Copy out all the lines of the data that hold the word "from".

◆ **EXERCISE MATERIAL**:
+---+
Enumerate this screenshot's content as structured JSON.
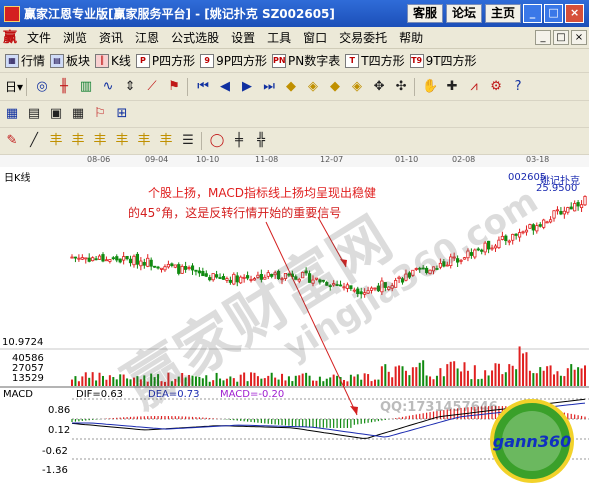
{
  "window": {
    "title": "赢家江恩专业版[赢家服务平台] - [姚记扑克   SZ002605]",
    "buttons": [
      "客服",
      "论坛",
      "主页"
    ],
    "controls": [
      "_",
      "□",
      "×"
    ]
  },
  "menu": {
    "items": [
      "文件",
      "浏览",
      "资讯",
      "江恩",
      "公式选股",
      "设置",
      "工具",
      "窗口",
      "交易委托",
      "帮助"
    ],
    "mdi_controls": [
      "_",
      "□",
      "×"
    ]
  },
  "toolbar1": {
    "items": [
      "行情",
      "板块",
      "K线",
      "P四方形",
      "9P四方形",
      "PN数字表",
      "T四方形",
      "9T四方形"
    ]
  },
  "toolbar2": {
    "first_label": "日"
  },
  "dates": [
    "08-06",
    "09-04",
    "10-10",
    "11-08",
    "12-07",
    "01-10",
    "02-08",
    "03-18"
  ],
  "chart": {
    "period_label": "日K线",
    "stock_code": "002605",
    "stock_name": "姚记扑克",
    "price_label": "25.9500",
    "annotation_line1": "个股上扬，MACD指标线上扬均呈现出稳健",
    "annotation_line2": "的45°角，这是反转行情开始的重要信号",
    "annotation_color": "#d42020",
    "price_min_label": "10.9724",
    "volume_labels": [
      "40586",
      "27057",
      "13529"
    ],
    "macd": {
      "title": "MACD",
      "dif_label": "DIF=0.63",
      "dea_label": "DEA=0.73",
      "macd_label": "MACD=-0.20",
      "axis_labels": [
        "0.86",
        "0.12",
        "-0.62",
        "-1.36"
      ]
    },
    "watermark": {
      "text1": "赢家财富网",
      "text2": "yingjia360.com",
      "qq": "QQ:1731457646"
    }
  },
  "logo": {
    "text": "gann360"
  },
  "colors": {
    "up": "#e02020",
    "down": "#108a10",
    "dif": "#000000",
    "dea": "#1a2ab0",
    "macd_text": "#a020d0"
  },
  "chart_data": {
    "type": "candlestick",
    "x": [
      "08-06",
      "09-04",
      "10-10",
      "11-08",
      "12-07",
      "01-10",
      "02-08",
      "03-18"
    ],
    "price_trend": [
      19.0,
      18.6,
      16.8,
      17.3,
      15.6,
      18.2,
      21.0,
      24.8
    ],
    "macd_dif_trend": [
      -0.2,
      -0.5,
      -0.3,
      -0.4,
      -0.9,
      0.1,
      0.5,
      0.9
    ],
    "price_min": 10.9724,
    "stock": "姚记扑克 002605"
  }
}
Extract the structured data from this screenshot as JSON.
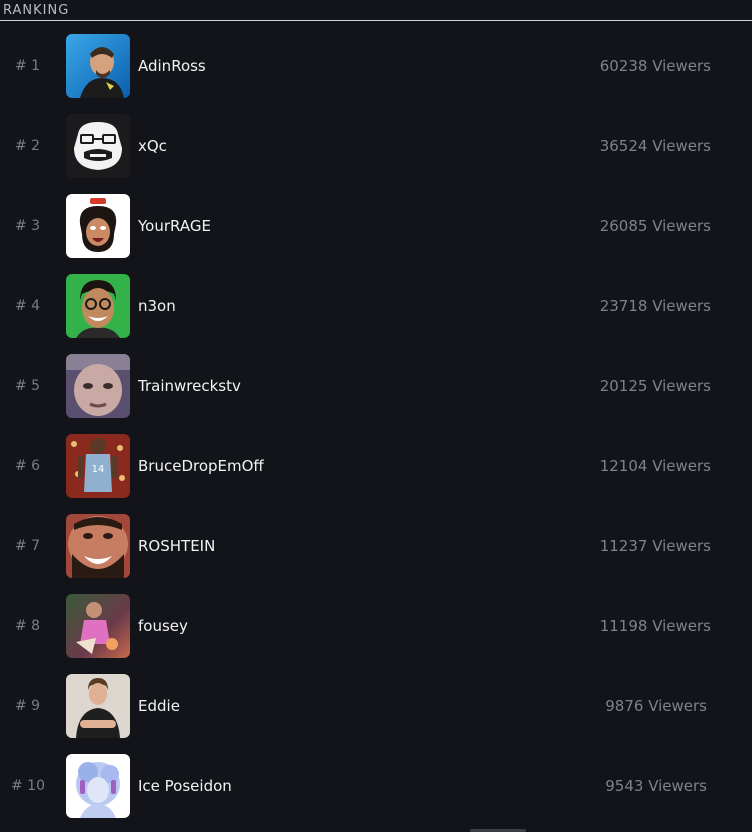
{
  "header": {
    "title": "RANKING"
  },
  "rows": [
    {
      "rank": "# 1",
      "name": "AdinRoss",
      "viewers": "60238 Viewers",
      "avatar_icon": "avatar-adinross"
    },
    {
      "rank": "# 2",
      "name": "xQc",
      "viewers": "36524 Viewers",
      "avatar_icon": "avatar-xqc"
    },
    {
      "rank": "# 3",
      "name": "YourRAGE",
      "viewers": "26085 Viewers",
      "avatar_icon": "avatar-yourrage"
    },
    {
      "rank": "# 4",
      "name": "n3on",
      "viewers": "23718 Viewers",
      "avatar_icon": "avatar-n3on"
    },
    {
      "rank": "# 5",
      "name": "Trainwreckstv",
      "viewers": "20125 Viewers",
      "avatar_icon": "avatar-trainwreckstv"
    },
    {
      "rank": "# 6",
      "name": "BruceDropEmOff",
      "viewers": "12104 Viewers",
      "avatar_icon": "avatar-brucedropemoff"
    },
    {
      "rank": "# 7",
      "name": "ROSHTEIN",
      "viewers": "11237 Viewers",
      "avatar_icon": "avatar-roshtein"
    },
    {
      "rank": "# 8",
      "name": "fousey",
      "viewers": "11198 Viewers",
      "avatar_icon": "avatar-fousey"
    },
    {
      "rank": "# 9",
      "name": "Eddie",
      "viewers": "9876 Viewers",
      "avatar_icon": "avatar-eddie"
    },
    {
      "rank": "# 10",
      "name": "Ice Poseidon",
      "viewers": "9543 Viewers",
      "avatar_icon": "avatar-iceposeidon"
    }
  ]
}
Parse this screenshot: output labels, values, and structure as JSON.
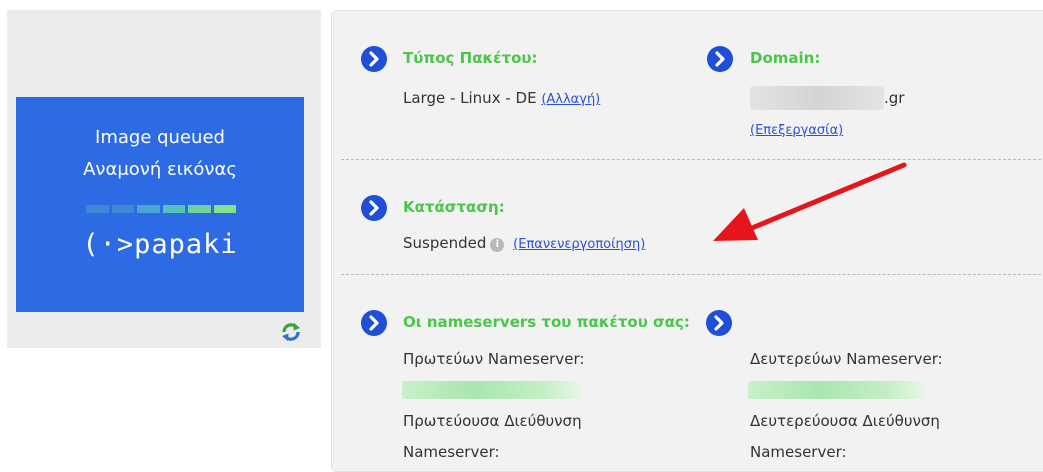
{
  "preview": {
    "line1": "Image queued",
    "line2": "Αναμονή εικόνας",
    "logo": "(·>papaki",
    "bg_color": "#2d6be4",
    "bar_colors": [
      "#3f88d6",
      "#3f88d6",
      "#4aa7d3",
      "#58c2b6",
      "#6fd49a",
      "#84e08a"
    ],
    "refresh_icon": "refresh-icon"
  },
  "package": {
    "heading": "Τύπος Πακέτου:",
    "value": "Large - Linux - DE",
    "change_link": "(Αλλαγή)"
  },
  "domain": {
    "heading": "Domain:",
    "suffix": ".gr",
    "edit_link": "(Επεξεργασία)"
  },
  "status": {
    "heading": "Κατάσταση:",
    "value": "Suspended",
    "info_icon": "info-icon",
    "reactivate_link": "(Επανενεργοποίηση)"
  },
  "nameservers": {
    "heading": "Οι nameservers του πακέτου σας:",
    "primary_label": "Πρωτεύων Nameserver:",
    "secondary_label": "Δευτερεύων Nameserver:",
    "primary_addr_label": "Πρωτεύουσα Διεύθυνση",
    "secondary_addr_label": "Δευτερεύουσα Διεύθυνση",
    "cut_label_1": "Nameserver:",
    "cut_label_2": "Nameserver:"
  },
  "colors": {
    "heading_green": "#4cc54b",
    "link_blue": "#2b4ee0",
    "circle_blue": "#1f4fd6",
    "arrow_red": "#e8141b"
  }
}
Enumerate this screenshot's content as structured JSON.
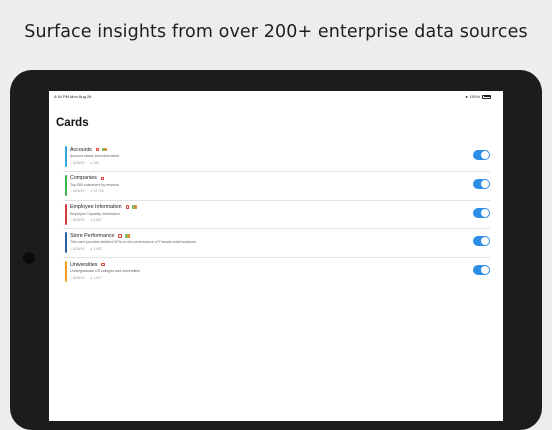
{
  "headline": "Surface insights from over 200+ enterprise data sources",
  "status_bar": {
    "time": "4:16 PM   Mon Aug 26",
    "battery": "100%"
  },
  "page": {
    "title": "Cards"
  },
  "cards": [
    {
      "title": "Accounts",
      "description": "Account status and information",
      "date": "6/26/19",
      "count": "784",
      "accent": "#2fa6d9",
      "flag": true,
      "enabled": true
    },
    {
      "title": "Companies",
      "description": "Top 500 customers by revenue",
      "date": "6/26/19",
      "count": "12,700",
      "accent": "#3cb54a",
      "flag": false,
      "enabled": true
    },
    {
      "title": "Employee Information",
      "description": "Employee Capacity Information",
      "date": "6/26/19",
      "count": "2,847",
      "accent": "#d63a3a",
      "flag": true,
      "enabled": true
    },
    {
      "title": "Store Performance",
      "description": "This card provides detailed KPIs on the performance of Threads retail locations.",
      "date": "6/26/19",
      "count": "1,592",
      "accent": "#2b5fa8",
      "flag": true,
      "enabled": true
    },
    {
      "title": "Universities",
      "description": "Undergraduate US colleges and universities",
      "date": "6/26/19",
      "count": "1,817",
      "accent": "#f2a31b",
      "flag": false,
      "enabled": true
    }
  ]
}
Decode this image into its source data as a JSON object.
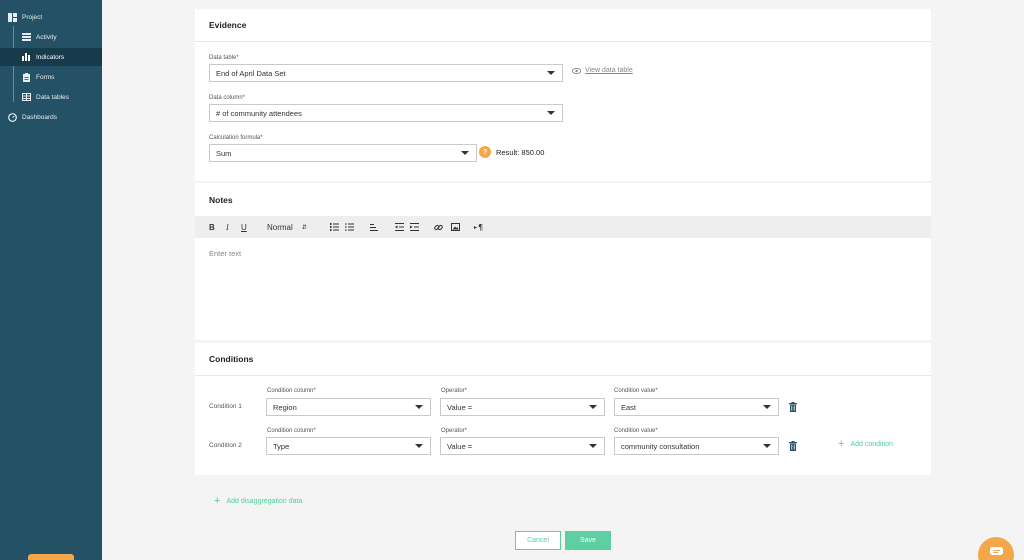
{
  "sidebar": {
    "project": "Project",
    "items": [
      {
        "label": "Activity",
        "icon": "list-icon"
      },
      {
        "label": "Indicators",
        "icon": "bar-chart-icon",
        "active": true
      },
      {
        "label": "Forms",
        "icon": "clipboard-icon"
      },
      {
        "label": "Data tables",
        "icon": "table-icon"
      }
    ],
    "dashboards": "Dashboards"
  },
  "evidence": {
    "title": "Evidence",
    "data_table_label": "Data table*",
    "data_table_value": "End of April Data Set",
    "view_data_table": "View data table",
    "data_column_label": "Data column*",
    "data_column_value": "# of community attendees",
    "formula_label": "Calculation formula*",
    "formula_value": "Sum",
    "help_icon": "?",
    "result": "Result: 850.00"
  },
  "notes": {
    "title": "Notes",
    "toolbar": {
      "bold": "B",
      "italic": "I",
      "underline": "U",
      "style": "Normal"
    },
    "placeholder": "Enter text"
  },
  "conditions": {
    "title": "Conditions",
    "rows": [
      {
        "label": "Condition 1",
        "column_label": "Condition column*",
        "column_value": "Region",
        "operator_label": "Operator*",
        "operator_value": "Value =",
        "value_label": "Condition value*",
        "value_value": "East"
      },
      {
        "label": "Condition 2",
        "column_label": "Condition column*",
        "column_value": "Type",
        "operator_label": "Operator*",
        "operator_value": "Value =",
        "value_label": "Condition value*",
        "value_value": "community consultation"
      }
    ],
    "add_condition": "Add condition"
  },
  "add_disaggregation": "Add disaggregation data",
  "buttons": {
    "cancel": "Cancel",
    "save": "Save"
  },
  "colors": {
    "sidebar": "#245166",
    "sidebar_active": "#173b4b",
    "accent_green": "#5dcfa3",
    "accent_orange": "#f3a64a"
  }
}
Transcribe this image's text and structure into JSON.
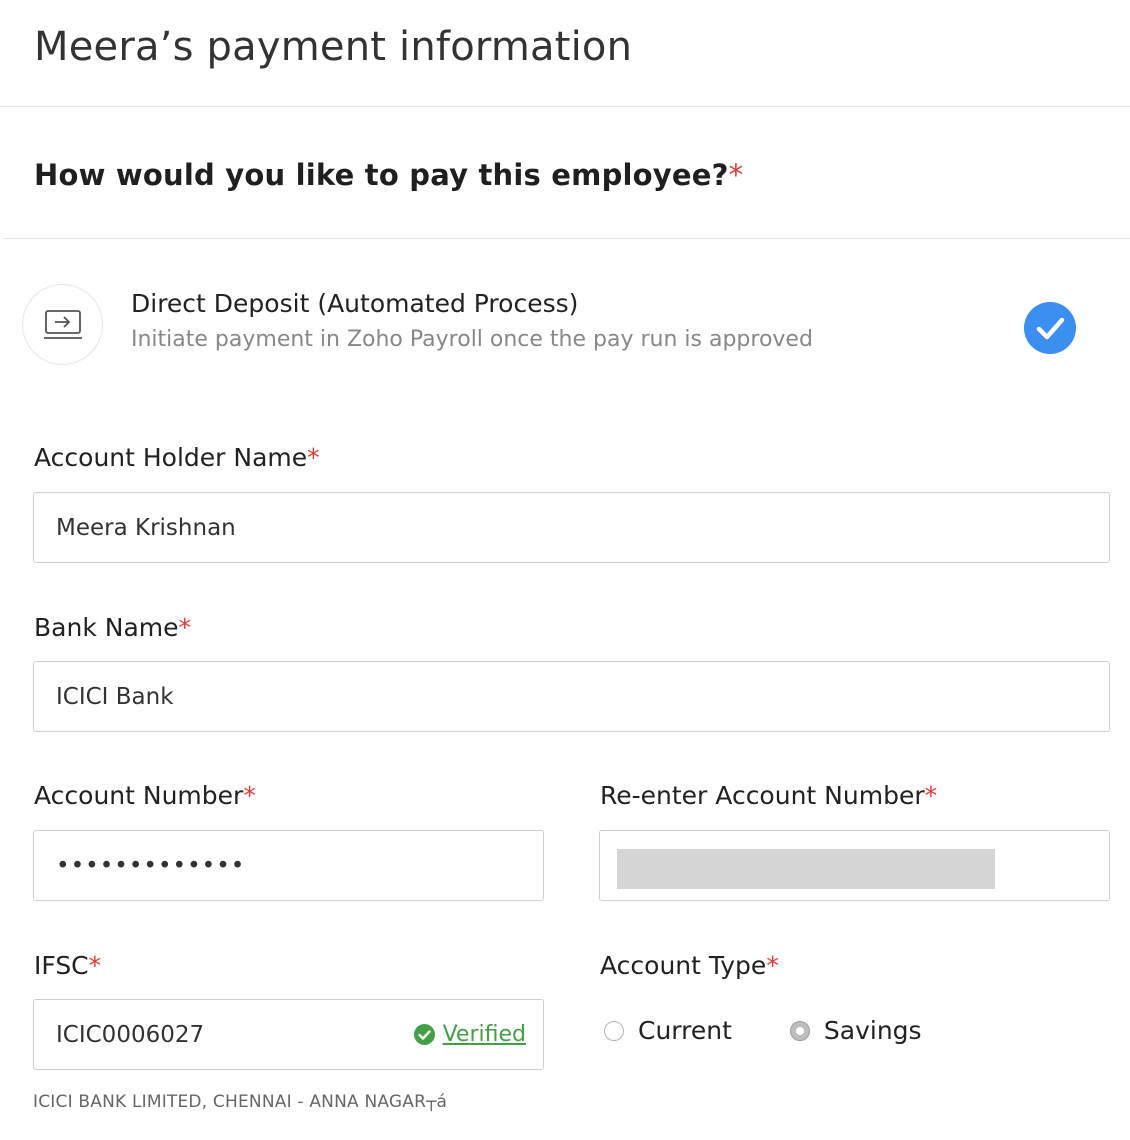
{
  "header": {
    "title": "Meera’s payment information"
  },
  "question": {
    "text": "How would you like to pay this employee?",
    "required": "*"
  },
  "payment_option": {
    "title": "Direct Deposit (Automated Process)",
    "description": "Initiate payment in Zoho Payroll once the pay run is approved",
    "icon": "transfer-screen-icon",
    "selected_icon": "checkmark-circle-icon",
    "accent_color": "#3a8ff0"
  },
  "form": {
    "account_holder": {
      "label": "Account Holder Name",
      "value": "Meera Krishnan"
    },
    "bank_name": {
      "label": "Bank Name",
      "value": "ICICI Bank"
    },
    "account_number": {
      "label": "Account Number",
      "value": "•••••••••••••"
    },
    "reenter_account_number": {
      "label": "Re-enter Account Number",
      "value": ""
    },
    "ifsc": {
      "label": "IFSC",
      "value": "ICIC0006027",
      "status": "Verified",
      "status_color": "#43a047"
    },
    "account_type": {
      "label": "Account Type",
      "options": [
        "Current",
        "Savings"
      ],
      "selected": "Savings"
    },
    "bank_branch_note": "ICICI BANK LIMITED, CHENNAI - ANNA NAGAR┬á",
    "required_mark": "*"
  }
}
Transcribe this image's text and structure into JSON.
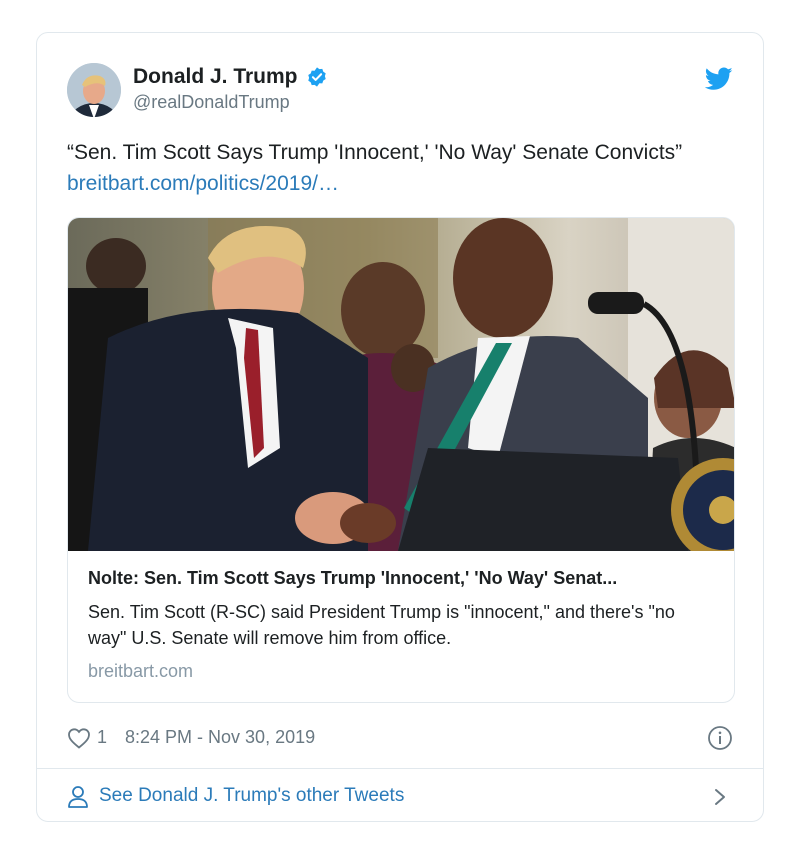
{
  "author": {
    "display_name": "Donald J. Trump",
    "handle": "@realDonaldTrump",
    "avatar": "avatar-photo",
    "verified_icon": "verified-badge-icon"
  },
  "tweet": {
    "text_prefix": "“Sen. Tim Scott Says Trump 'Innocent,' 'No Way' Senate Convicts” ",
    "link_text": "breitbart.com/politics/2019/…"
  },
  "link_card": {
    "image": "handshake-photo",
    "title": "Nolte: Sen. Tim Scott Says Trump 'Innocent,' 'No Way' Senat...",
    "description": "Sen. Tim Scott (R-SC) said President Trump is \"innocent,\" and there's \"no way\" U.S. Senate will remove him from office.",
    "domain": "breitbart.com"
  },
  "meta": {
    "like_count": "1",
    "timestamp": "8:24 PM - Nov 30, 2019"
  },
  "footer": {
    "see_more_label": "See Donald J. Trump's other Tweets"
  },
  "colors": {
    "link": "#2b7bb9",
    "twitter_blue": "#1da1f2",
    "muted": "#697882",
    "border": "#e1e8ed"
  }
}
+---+
◆ **YOUR RESPONSE**:
Extract the structured data from this screenshot as JSON.
  "headline": "Surface insights from over 200+ enterprise data sources",
    "description": "Sen. Tim Scott (R-SC) said President Trump is \"innocent,\" and there's \"no way\" U.S. Senate will remove him from office.",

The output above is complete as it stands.